"Dead, your Majesty. Dead, my lords and gentlemen. Dead, Right Reverends and Wrong Reverends of every order. Dead, men and women, born with Heavenly compassion in your hearts. And dying thus around us every day."
I’ve not traditionally been a fan of science fiction, but something about theHunger Games films really captivated me. It’s that eerie undertone that the films portray about social control and how, at the heart of all things, the strongest motivating force for individuals is to remove their loved ones from poverty
The Berlin Wall was a scar — a concrete and barbed wire boundary that divided families, East and West, communism and capitalism, tyranny and democracy.
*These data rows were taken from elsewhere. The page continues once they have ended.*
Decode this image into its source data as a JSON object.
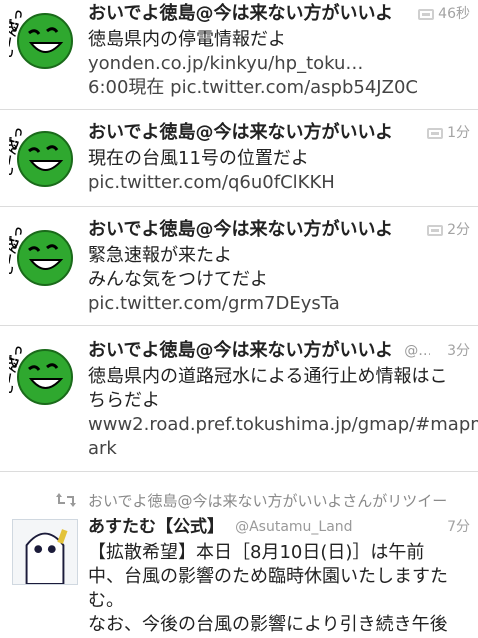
{
  "colors": {
    "accent_green": "#2fa82f",
    "text": "#222222",
    "meta": "#9a9a9a",
    "divider": "#dcdcdc"
  },
  "avatar_text": "どっどーん!",
  "tweets": [
    {
      "name": "おいでよ徳島@今は来ない方がいいよ",
      "screen": "",
      "time": "46秒",
      "has_media": true,
      "lines": [
        "徳島県内の停電情報だよ",
        "yonden.co.jp/kinkyu/hp_toku…",
        "6:00現在 pic.twitter.com/aspb54JZ0C"
      ]
    },
    {
      "name": "おいでよ徳島@今は来ない方がいいよ",
      "screen": "",
      "time": "1分",
      "has_media": true,
      "lines": [
        "現在の台風11号の位置だよ",
        "pic.twitter.com/q6u0fClKKH"
      ]
    },
    {
      "name": "おいでよ徳島@今は来ない方がいいよ",
      "screen": "",
      "time": "2分",
      "has_media": true,
      "lines": [
        "緊急速報が来たよ",
        "みんな気をつけてだよ",
        "pic.twitter.com/grm7DEysTa"
      ]
    },
    {
      "name": "おいでよ徳島@今は来ない方がいいよ",
      "screen": "@…",
      "time": "3分",
      "has_media": false,
      "lines": [
        "徳島県内の道路冠水による通行止め情報はこ",
        "ちらだよ",
        "www2.road.pref.tokushima.jp/gmap/#mapm",
        "ark"
      ]
    }
  ],
  "retweet": {
    "label": "おいでよ徳島@今は来ない方がいいよさんがリツイー",
    "name": "あすたむ【公式】",
    "screen": "@Asutamu_Land",
    "time": "7分",
    "lines": [
      "【拡散希望】本日［8月10日(日)］は午前",
      "中、台風の影響のため臨時休園いたしますた",
      "む。",
      "なお、今後の台風の影響により引き続き午後"
    ]
  }
}
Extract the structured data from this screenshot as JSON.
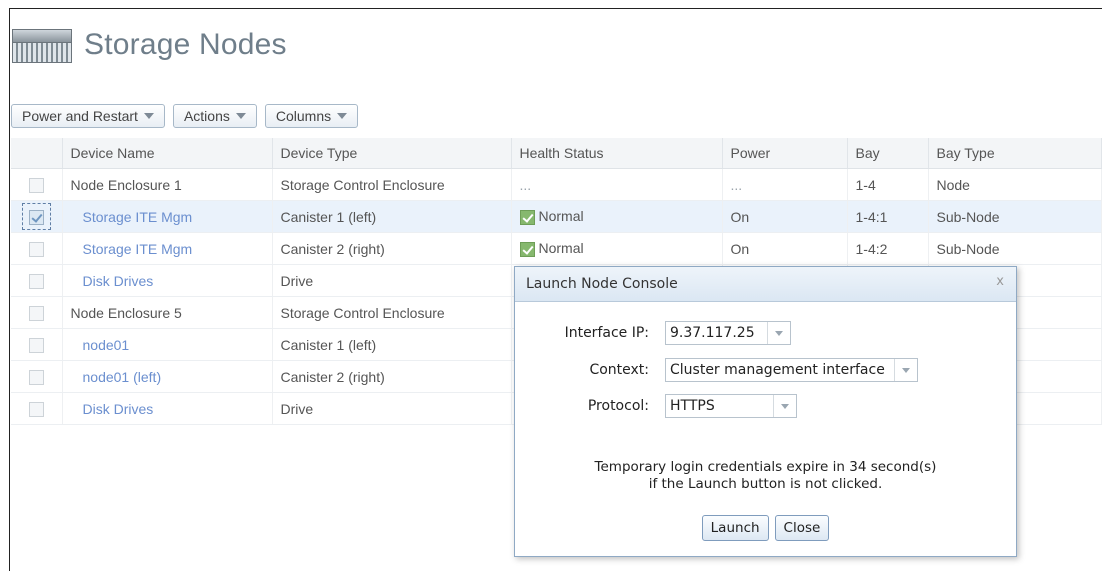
{
  "page": {
    "title": "Storage Nodes"
  },
  "toolbar": {
    "power_label": "Power and Restart",
    "actions_label": "Actions",
    "columns_label": "Columns"
  },
  "table": {
    "headers": [
      "Device Name",
      "Device Type",
      "Health Status",
      "Power",
      "Bay",
      "Bay Type"
    ],
    "rows": [
      {
        "name": "Node Enclosure 1",
        "type": "Storage Control Enclosure",
        "health": "...",
        "power": "...",
        "bay": "1-4",
        "bay_type": "Node"
      },
      {
        "name": "Storage ITE Mgm",
        "type": "Canister 1 (left)",
        "health": "Normal",
        "power": "On",
        "bay": "1-4:1",
        "bay_type": "Sub-Node"
      },
      {
        "name": "Storage ITE Mgm",
        "type": "Canister 2 (right)",
        "health": "Normal",
        "power": "On",
        "bay": "1-4:2",
        "bay_type": "Sub-Node"
      },
      {
        "name": "Disk Drives",
        "type": "Drive"
      },
      {
        "name": "Node Enclosure 5",
        "type": "Storage Control Enclosure"
      },
      {
        "name": "node01",
        "type": "Canister 1 (left)"
      },
      {
        "name": "node01 (left)",
        "type": "Canister 2 (right)"
      },
      {
        "name": "Disk Drives",
        "type": "Drive"
      }
    ]
  },
  "dialog": {
    "title": "Launch Node Console",
    "close_glyph": "x",
    "interface_ip_label": "Interface IP:",
    "interface_ip_value": "9.37.117.25",
    "context_label": "Context:",
    "context_value": "Cluster management interface",
    "protocol_label": "Protocol:",
    "protocol_value": "HTTPS",
    "message_line1": "Temporary login credentials expire in 34 second(s)",
    "message_line2": "if the Launch button is not clicked.",
    "launch_label": "Launch",
    "close_label": "Close"
  }
}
People died trying to climb over it while others labored to carve tunnels beneath it.
In his new book, The Tunnels, Greg Mitchell writes about a time in the early 1960s when two groups of diggers built tunnels that were filmed and financed by U.S. television networks. Those networks wanted to turn acts of daring into primetime specials. But when the U.S. government discovered those projects, the Kennedy administration moved to suppress them. A Harrowing Tale Of Cold War Escape And Suppression In 'The Tunnels' Listen· 6:20
In The Tunnels, historian Greg Mitchell uncovers one of the most gripping stories of the Cold War, in which people in West Berlin dug tunnels under the Berlin Wall to help friends and family escape East Germany. American TV broadcasters CBS and NBC partially funded two tunnels and filmed the digging...and then the Kennedy administration and State Department tried to squash the documentaries during the tense months before the Cuban missile crisis came to a head.
Greg Mitchell talked with us about the tunnelers themselves, the behind-the-scenes machinations of the U.S. government, and the parallels to today.
Amazon Book Review: What sparked your interest in this slice of history?
Greg Mitchell: I'm unfortunately old enough to have grown up with [the Berlin Wall] and grown up in the era when it was at the top of the news many nights, and there was the incredible nuclear threat attached to Berlin. A few years ago I saw the film The Lives of Others, which became my favorite movie of the last decade. There's a great deal in there about East Germany, suppression, Stasi, and surveillance, and it ends with the fall of the wall. I was primed to learn more. But what really sparked it was that my daughter, her husband, and her three-year-old son moved to Berlin and lived about a mile from where the wall was. My wife and I had never been to Berlin, so we were especially happy to go visit them. On our first visit, we took a walk up to where the first wall memorial is and we were just overwhelmed by what we found there. When I came back to New York, I did more research and found these incredible links to the CBS and NBC films, and the fact that they were suppressed. Incredible Escapes Across Iron Curtains and Walls